Conductor stringing required reasonably high pulling loads, although the largest tension was required to remove the existing crossing cables. This load approached 40,000 lbs (18,200 kgs). Once both new circuits were in place, construction crews removed the old conductor cables and then the venerable old towers.

In the final assessment, a new crossing was in place, and the team is satisfied that it can provide another 80 years of service, if required. Just as an aside, we are not aware that anyone found the gold rivet said to have been placed in one of the old tower legs.
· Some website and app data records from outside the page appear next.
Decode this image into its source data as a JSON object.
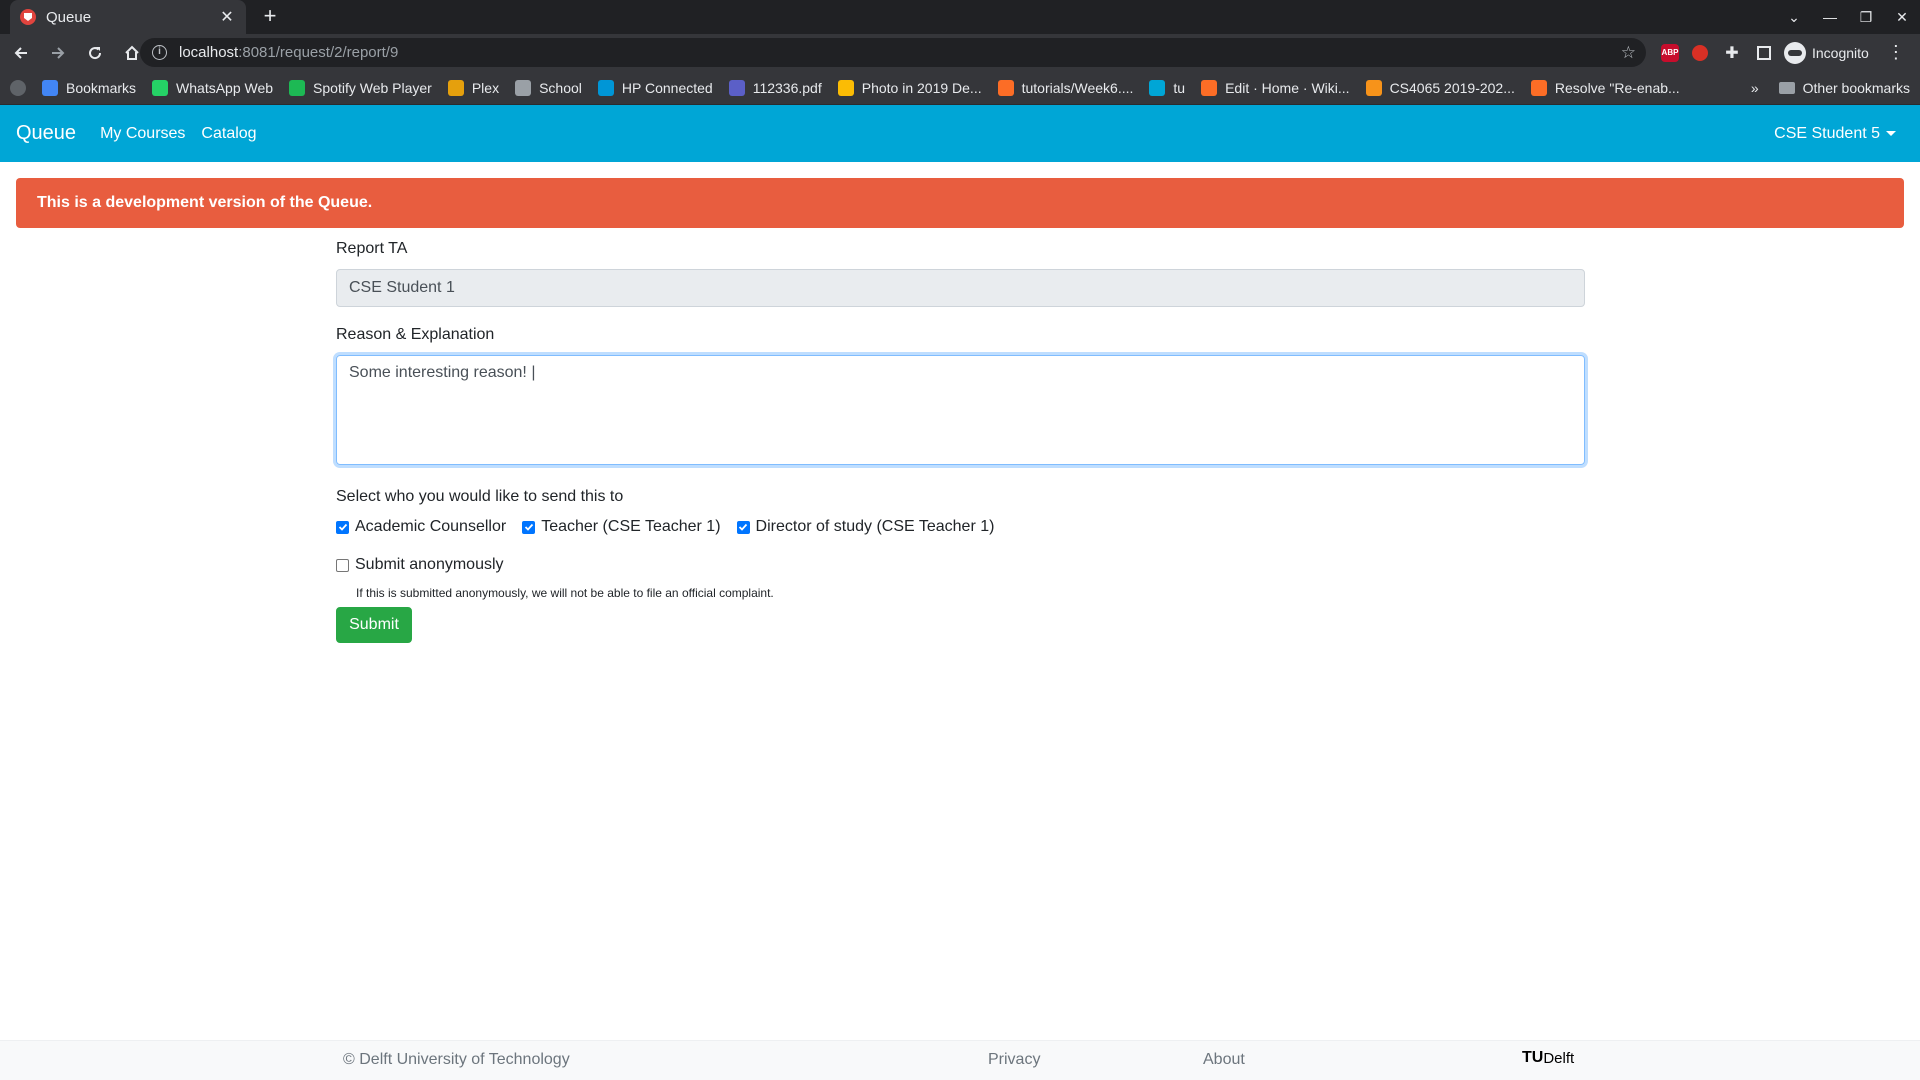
{
  "browser": {
    "tab_title": "Queue",
    "url_host": "localhost",
    "url_rest": ":8081/request/2/report/9",
    "incognito_label": "Incognito",
    "bookmarks": [
      {
        "label": "Bookmarks",
        "color": "#4285f4"
      },
      {
        "label": "WhatsApp Web",
        "color": "#25d366"
      },
      {
        "label": "Spotify Web Player",
        "color": "#1db954"
      },
      {
        "label": "Plex",
        "color": "#e5a00d"
      },
      {
        "label": "School",
        "color": "#9aa0a6"
      },
      {
        "label": "HP Connected",
        "color": "#0096d6"
      },
      {
        "label": "112336.pdf",
        "color": "#5b5fc7"
      },
      {
        "label": "Photo in 2019 De...",
        "color": "#fbbc04"
      },
      {
        "label": "tutorials/Week6....",
        "color": "#fc6d26"
      },
      {
        "label": "tu",
        "color": "#00a6d6"
      },
      {
        "label": "Edit · Home · Wiki...",
        "color": "#fc6d26"
      },
      {
        "label": "CS4065 2019-202...",
        "color": "#f7931a"
      },
      {
        "label": "Resolve \"Re-enab...",
        "color": "#fc6d26"
      }
    ],
    "overflow_label": "»",
    "other_bookmarks": "Other bookmarks"
  },
  "nav": {
    "brand": "Queue",
    "links": [
      "My Courses",
      "Catalog"
    ],
    "user": "CSE Student 5"
  },
  "alert": "This is a development version of the Queue.",
  "form": {
    "report_label": "Report TA",
    "report_value": "CSE Student 1",
    "reason_label": "Reason & Explanation",
    "reason_value": "Some interesting reason! |",
    "send_label": "Select who you would like to send this to",
    "recipients": [
      {
        "label": "Academic Counsellor",
        "checked": true
      },
      {
        "label": "Teacher (CSE Teacher 1)",
        "checked": true
      },
      {
        "label": "Director of study (CSE Teacher 1)",
        "checked": true
      }
    ],
    "anon_label": "Submit anonymously",
    "anon_checked": false,
    "anon_note": "If this is submitted anonymously, we will not be able to file an official complaint.",
    "submit_label": "Submit"
  },
  "footer": {
    "copyright": "© Delft University of Technology",
    "privacy": "Privacy",
    "about": "About",
    "logo_tu": "TU",
    "logo_delft": "Delft"
  },
  "colors": {
    "navbar": "#00a6d6",
    "alert": "#e85d3f",
    "submit": "#28a745",
    "checkbox": "#0075ff"
  }
}
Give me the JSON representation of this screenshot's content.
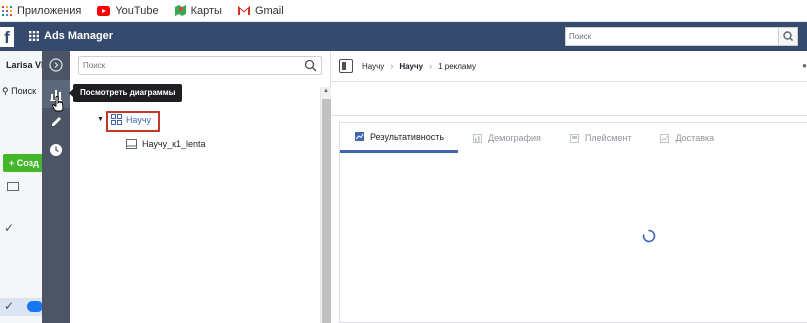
{
  "bookmarks": [
    {
      "label": "Приложения",
      "icon": "apps-grid-icon"
    },
    {
      "label": "YouTube",
      "icon": "youtube-icon"
    },
    {
      "label": "Карты",
      "icon": "maps-icon"
    },
    {
      "label": "Gmail",
      "icon": "gmail-icon"
    }
  ],
  "topnav": {
    "logo": "f",
    "app_title": "Ads Manager",
    "search_placeholder": "Поиск"
  },
  "under_page": {
    "account_name": "Larisa Vla",
    "search_label": "Поиск",
    "create_label": "+ Созд"
  },
  "toolbar": {
    "tooltip": "Посмотреть диаграммы"
  },
  "tree": {
    "search_placeholder": "Поиск",
    "campaign_label": "Научу",
    "adset_label": "Научу_к1_lenta"
  },
  "main": {
    "breadcrumbs": [
      "Научу",
      "Научу",
      "1 рекламу"
    ],
    "tabs": [
      {
        "label": "Результативность",
        "active": true
      },
      {
        "label": "Демография",
        "active": false
      },
      {
        "label": "Плейсмент",
        "active": false
      },
      {
        "label": "Доставка",
        "active": false
      }
    ]
  },
  "colors": {
    "nav": "#364a6e",
    "toolbar": "#4b5565",
    "accent": "#4267b2",
    "create_green": "#42b72a",
    "highlight_red": "#c0392b"
  }
}
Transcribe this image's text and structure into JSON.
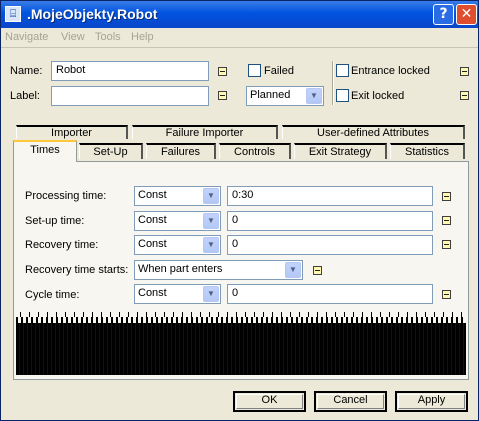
{
  "window": {
    "title": ".MojeObjekty.Robot",
    "help_label": "?",
    "close_label": "✕",
    "menu": [
      "Navigate",
      "View",
      "Tools",
      "Help"
    ]
  },
  "header": {
    "name_label": "Name:",
    "name_value": "Robot",
    "label_label": "Label:",
    "label_value": "",
    "failed_label": "Failed",
    "failed_checked": false,
    "planned_value": "Planned",
    "entrance_locked_label": "Entrance locked",
    "entrance_locked_checked": false,
    "exit_locked_label": "Exit locked",
    "exit_locked_checked": false
  },
  "tabs_back": [
    "Importer",
    "Failure Importer",
    "User-defined Attributes"
  ],
  "tabs_front": [
    "Times",
    "Set-Up",
    "Failures",
    "Controls",
    "Exit Strategy",
    "Statistics"
  ],
  "active_tab": "Times",
  "times": {
    "rows": [
      {
        "label": "Processing time:",
        "type": "Const",
        "value": "0:30"
      },
      {
        "label": "Set-up time:",
        "type": "Const",
        "value": "0"
      },
      {
        "label": "Recovery time:",
        "type": "Const",
        "value": "0"
      },
      {
        "label": "Recovery time starts:",
        "type": "When part enters",
        "value": ""
      },
      {
        "label": "Cycle time:",
        "type": "Const",
        "value": "0"
      }
    ]
  },
  "buttons": {
    "ok": "OK",
    "cancel": "Cancel",
    "apply": "Apply"
  },
  "colors": {
    "titlebar": "#0053e0",
    "dialog": "#ece9d8",
    "panel": "#f7f6f1",
    "field_border": "#7f9db9",
    "active_tab_accent": "#ffc83c"
  }
}
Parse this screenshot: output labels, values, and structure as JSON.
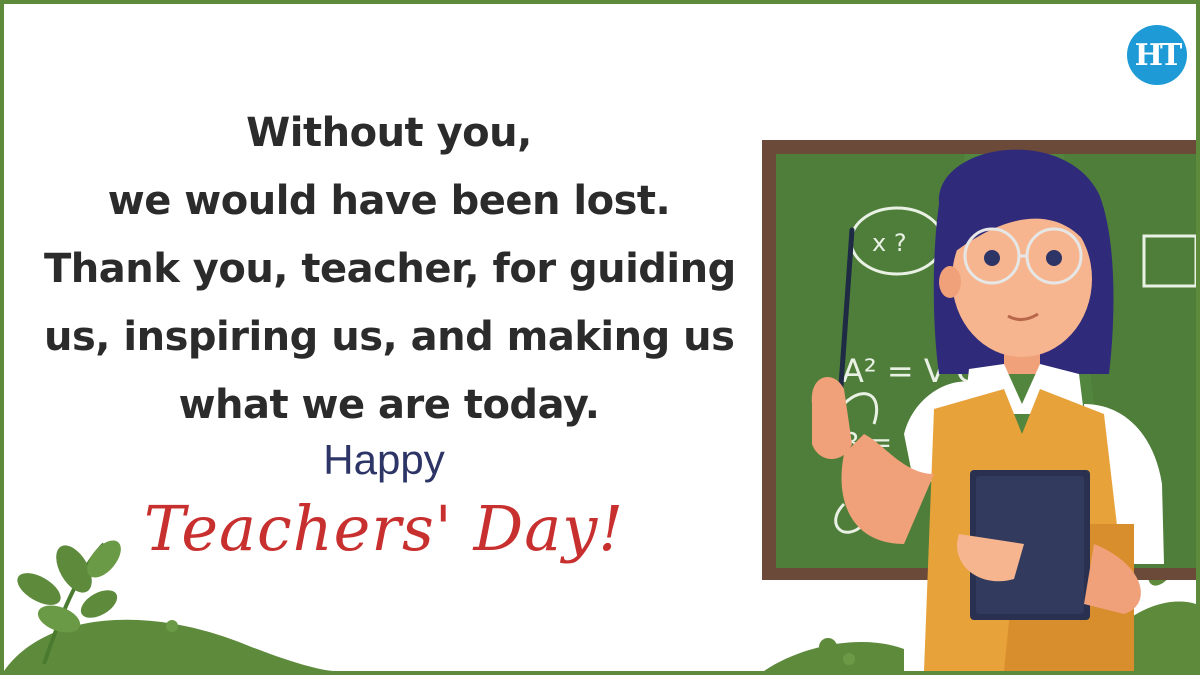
{
  "message": {
    "lines": [
      "Without you,",
      "we would have been lost.",
      "Thank you, teacher, for guiding",
      "us, inspiring us, and making us",
      "what we are today."
    ]
  },
  "greeting": {
    "happy": "Happy",
    "occasion": "Teachers' Day!"
  },
  "logo": {
    "text": "HT",
    "color": "#1e9ad6"
  },
  "board": {
    "note_1": "x ?",
    "formula": "A² = V C",
    "formula_2": "3 ="
  },
  "colors": {
    "border": "#5e8a3c",
    "board": "#4e7e3a",
    "board_frame": "#6b4a3a",
    "text": "#2b2b2b",
    "happy": "#2d3466",
    "occasion": "#c8302f"
  },
  "icons": [
    "leaf-icon",
    "teacher-illustration",
    "chalkboard",
    "pointer-stick",
    "book"
  ]
}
Bob Kirchmeier has worked for Tacoma Power since 1982 on a wide range of generation, transmission and distribution projects while also supervising the Protection, Substation and Communications Engineering groups. He is now project manager for Tacoma's Major Projects group, which is rebuilding the Narrows Crossing and working on several other large projects. Kirchmeier holds a BSEE degree from Seattle University and is a registered professional engineer in the state of Washington. bkirchme@cityoftacoma.org

Peter G. Catchpole is a senior project manager with POWER Engineers Inc. He has spent 15 of his 30-year career in T&D with POWER. He holds a civil engineering degree from Queen's University (Kingston, Ontario, Canada) and is a member of IEEE and CIGRÉ. His work covers projects in various countries around the world. He is a registered professional engineer. pcatchpole@powereng.com

New Tacoma Narrows Crossing Contributors
Tacoma Power Owner and financial partner
Bonneville Power Administration Financial partner
POWER Engineers Owner's engineer
J-Power Systems/Sumitomo Electric U.S.A. Conductor system design and manufacturer
Shaw Energy Delivery Services Design-build prime contractor (EPC)
SNC Lavelin Structure design
LOCWELD Inc. Crossing structure fabrication
Valmont Anchor structure fabrication
DMI Foundations
National Steel Erectors Structure install and remove
Henkels & McCoy Conductor install and remove
Morpac Industries Conductor handling equipment
Lindsey Manufacturing Strain and suspension assemblies